Work order:
Output all the data exactly. Pictures do not belong in the copy.

◇ ◇ ◇

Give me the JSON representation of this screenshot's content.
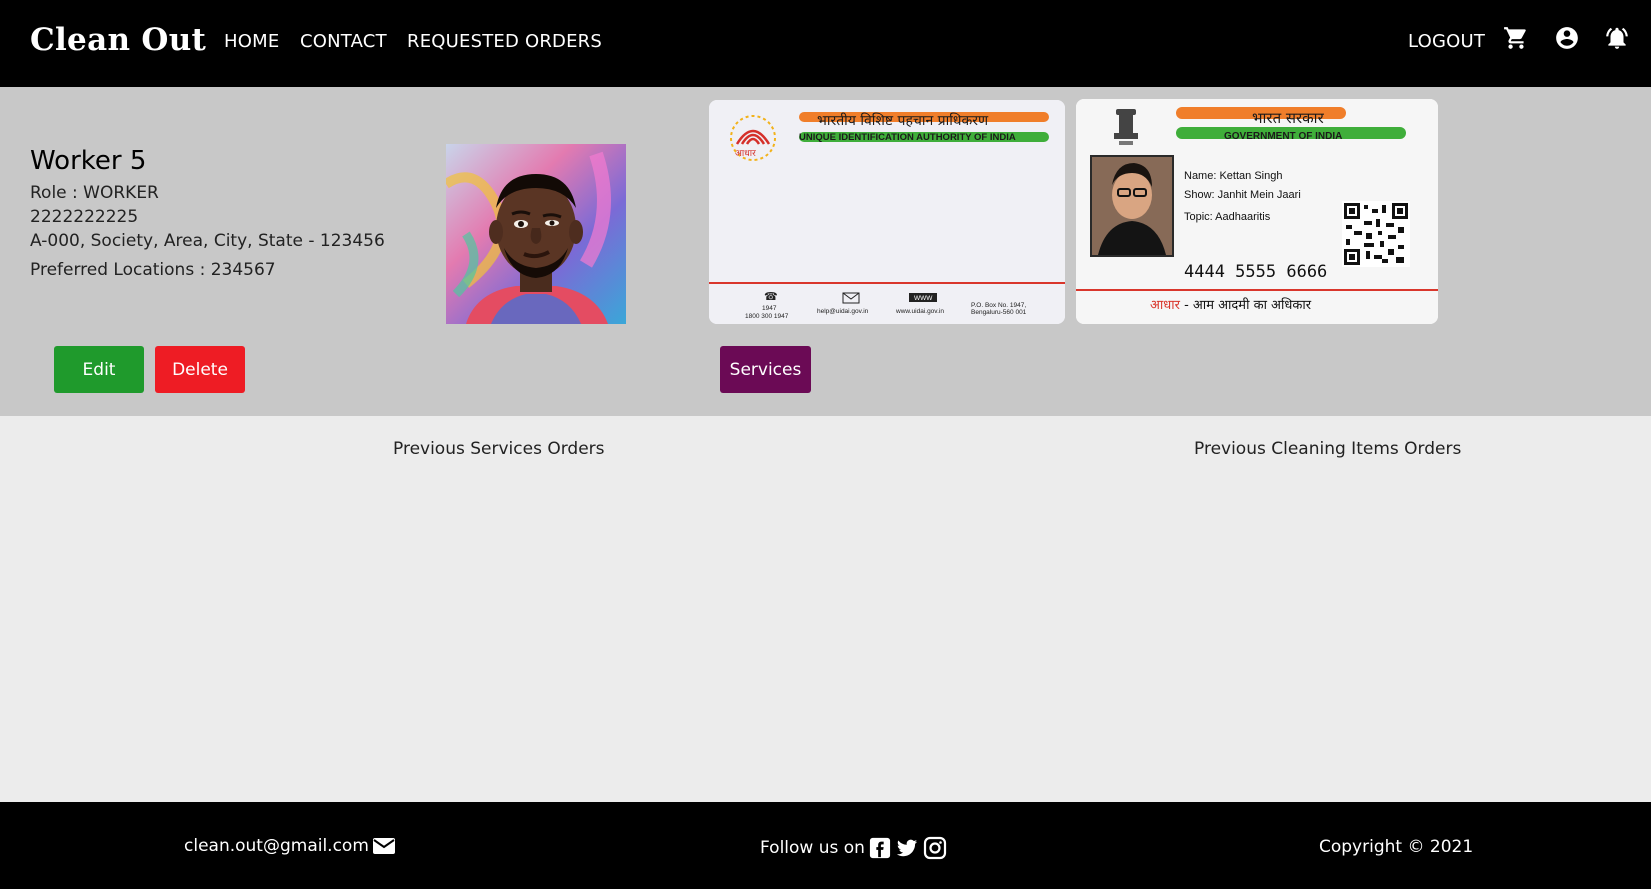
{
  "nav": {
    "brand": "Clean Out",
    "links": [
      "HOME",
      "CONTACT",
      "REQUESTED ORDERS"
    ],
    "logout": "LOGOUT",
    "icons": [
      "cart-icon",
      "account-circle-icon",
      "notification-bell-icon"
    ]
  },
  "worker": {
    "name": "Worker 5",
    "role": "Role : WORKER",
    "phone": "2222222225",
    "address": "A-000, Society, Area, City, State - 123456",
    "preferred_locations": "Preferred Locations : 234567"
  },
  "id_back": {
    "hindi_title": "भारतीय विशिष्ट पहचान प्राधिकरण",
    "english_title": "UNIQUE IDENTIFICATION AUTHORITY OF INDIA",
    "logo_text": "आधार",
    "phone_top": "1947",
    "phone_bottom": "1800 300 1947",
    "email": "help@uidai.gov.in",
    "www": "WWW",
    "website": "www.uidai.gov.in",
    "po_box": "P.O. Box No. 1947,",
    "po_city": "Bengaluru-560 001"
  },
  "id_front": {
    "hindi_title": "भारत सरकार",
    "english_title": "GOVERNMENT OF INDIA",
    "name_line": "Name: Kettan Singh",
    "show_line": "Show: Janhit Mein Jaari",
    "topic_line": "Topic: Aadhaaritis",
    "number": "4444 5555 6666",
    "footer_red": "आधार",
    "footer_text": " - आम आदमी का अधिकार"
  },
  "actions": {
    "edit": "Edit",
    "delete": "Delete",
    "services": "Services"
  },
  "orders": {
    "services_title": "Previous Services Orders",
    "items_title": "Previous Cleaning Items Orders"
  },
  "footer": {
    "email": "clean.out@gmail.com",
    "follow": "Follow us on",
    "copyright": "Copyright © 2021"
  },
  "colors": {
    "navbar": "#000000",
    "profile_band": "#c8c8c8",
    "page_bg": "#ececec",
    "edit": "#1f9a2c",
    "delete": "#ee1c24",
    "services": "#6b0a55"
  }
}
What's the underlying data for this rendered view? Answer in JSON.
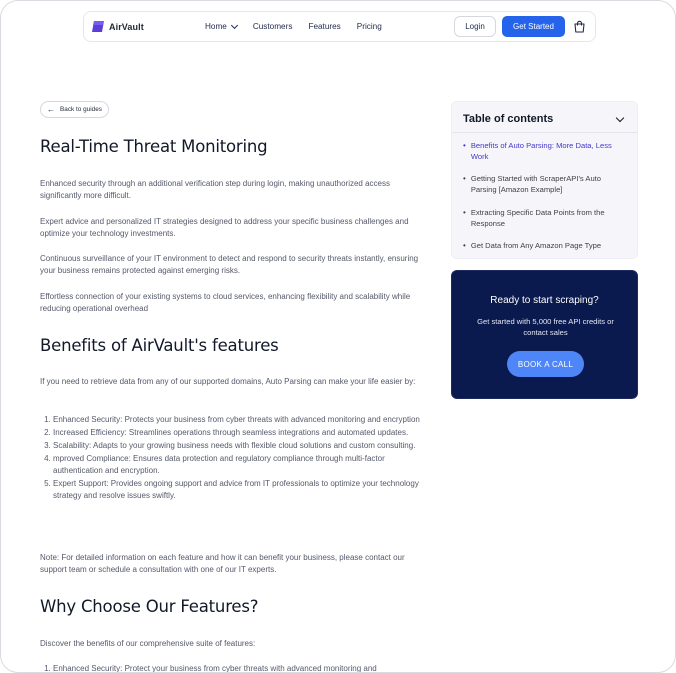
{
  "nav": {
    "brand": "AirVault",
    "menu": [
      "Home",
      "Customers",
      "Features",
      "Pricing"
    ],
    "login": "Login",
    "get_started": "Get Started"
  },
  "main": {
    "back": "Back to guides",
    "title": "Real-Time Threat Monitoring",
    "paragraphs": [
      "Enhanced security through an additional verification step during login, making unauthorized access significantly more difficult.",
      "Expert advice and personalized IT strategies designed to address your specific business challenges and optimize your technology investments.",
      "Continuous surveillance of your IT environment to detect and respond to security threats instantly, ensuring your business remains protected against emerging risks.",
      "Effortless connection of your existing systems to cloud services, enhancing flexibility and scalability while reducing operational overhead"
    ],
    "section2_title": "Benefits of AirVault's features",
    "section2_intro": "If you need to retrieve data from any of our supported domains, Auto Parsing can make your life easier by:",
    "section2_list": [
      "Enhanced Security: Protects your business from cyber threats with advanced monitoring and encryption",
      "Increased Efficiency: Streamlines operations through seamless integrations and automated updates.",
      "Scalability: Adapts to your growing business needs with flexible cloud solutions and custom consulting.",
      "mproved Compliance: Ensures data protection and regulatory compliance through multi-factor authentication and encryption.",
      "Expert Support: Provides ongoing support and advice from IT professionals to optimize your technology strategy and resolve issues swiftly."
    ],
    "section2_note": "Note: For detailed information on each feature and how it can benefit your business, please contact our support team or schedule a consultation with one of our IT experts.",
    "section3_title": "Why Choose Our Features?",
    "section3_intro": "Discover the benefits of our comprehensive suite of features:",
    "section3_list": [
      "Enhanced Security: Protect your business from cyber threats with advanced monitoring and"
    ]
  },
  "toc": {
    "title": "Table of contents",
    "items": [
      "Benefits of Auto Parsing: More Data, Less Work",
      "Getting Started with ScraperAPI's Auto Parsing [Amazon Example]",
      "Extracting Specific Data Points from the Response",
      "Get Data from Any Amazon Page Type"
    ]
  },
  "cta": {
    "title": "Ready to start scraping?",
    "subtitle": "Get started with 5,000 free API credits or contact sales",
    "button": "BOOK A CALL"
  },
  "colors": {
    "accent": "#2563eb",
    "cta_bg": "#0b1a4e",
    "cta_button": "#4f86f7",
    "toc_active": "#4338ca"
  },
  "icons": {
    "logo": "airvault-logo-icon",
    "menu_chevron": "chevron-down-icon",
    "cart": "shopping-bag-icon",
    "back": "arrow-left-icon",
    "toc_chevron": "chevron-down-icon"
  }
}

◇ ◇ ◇

Solved problem:
Give me the JSON representation of this screenshot's content.
{
  "nav": {
    "brand": "Clean Out",
    "links": [
      "HOME",
      "CONTACT",
      "REQUESTED ORDERS"
    ],
    "logout": "LOGOUT",
    "icons": [
      "cart-icon",
      "account-circle-icon",
      "notification-bell-icon"
    ]
  },
  "worker": {
    "name": "Worker 5",
    "role": "Role : WORKER",
    "phone": "2222222225",
    "address": "A-000, Society, Area, City, State - 123456",
    "preferred_locations": "Preferred Locations : 234567"
  },
  "id_back": {
    "hindi_title": "भारतीय विशिष्ट पहचान प्राधिकरण",
    "english_title": "UNIQUE IDENTIFICATION AUTHORITY OF INDIA",
    "logo_text": "आधार",
    "phone_top": "1947",
    "phone_bottom": "1800 300 1947",
    "email": "help@uidai.gov.in",
    "www": "WWW",
    "website": "www.uidai.gov.in",
    "po_box": "P.O. Box No. 1947,",
    "po_city": "Bengaluru-560 001"
  },
  "id_front": {
    "hindi_title": "भारत सरकार",
    "english_title": "GOVERNMENT OF INDIA",
    "name_line": "Name: Kettan Singh",
    "show_line": "Show: Janhit Mein Jaari",
    "topic_line": "Topic: Aadhaaritis",
    "number": "4444 5555 6666",
    "footer_red": "आधार",
    "footer_text": " - आम आदमी का अधिकार"
  },
  "actions": {
    "edit": "Edit",
    "delete": "Delete",
    "services": "Services"
  },
  "orders": {
    "services_title": "Previous Services Orders",
    "items_title": "Previous Cleaning Items Orders"
  },
  "footer": {
    "email": "clean.out@gmail.com",
    "follow": "Follow us on",
    "copyright": "Copyright © 2021"
  },
  "colors": {
    "navbar": "#000000",
    "profile_band": "#c8c8c8",
    "page_bg": "#ececec",
    "edit": "#1f9a2c",
    "delete": "#ee1c24",
    "services": "#6b0a55"
  }
}
What's the underlying data for this rendered view? Answer in JSON.
{
  "nav": {
    "brand": "AirVault",
    "menu": [
      "Home",
      "Customers",
      "Features",
      "Pricing"
    ],
    "login": "Login",
    "get_started": "Get Started"
  },
  "main": {
    "back": "Back to guides",
    "title": "Real-Time Threat Monitoring",
    "paragraphs": [
      "Enhanced security through an additional verification step during login, making unauthorized access significantly more difficult.",
      "Expert advice and personalized IT strategies designed to address your specific business challenges and optimize your technology investments.",
      "Continuous surveillance of your IT environment to detect and respond to security threats instantly, ensuring your business remains protected against emerging risks.",
      "Effortless connection of your existing systems to cloud services, enhancing flexibility and scalability while reducing operational overhead"
    ],
    "section2_title": "Benefits of AirVault's features",
    "section2_intro": "If you need to retrieve data from any of our supported domains, Auto Parsing can make your life easier by:",
    "section2_list": [
      "Enhanced Security: Protects your business from cyber threats with advanced monitoring and encryption",
      "Increased Efficiency: Streamlines operations through seamless integrations and automated updates.",
      "Scalability: Adapts to your growing business needs with flexible cloud solutions and custom consulting.",
      "mproved Compliance: Ensures data protection and regulatory compliance through multi-factor authentication and encryption.",
      "Expert Support: Provides ongoing support and advice from IT professionals to optimize your technology strategy and resolve issues swiftly."
    ],
    "section2_note": "Note: For detailed information on each feature and how it can benefit your business, please contact our support team or schedule a consultation with one of our IT experts.",
    "section3_title": "Why Choose Our Features?",
    "section3_intro": "Discover the benefits of our comprehensive suite of features:",
    "section3_list": [
      "Enhanced Security: Protect your business from cyber threats with advanced monitoring and"
    ]
  },
  "toc": {
    "title": "Table of contents",
    "items": [
      "Benefits of Auto Parsing: More Data, Less Work",
      "Getting Started with ScraperAPI's Auto Parsing [Amazon Example]",
      "Extracting Specific Data Points from the Response",
      "Get Data from Any Amazon Page Type"
    ]
  },
  "cta": {
    "title": "Ready to start scraping?",
    "subtitle": "Get started with 5,000 free API credits or contact sales",
    "button": "BOOK A CALL"
  },
  "colors": {
    "accent": "#2563eb",
    "cta_bg": "#0b1a4e",
    "cta_button": "#4f86f7",
    "toc_active": "#4338ca"
  },
  "icons": {
    "logo": "airvault-logo-icon",
    "menu_chevron": "chevron-down-icon",
    "cart": "shopping-bag-icon",
    "back": "arrow-left-icon",
    "toc_chevron": "chevron-down-icon"
  }
}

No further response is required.